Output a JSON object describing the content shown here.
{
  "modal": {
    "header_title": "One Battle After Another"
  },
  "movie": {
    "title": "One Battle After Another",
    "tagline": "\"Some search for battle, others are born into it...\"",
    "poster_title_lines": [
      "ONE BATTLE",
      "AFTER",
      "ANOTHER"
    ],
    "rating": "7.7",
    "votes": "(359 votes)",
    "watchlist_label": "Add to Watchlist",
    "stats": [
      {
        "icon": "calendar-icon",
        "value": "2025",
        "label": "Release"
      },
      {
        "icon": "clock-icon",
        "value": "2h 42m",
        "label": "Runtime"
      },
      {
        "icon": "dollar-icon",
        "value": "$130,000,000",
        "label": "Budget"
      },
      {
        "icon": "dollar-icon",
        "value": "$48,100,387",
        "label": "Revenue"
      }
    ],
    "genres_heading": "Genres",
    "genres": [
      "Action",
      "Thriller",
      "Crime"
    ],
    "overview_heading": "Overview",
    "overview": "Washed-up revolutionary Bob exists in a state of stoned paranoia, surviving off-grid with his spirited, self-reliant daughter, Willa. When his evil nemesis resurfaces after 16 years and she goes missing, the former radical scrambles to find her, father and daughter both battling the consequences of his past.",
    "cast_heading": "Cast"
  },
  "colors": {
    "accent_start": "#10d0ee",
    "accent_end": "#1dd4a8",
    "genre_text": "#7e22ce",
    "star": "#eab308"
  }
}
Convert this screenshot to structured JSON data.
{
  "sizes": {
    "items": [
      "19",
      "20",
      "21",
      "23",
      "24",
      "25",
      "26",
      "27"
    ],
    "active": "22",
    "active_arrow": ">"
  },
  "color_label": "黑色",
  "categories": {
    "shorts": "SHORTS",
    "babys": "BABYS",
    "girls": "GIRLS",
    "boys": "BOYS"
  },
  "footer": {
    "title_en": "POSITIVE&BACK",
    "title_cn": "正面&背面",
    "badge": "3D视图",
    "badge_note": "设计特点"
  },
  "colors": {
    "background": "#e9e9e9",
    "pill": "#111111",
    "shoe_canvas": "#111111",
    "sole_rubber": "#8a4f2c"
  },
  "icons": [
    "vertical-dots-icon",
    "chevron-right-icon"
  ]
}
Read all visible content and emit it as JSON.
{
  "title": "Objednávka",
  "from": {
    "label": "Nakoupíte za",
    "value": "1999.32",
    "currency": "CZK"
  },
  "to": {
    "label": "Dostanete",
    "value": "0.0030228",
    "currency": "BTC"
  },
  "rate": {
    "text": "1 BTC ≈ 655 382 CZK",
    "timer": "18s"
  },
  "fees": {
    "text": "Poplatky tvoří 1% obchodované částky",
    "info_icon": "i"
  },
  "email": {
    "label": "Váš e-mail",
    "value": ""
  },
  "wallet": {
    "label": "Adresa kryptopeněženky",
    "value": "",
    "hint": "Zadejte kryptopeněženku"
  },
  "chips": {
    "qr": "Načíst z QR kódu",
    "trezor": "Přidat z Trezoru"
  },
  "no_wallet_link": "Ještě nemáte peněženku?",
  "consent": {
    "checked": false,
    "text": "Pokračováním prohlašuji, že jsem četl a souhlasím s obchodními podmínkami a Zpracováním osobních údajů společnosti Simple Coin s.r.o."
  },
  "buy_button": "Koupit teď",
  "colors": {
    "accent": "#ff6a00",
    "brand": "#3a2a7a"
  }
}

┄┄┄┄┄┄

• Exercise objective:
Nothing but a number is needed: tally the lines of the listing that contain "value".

• Exercise result:
8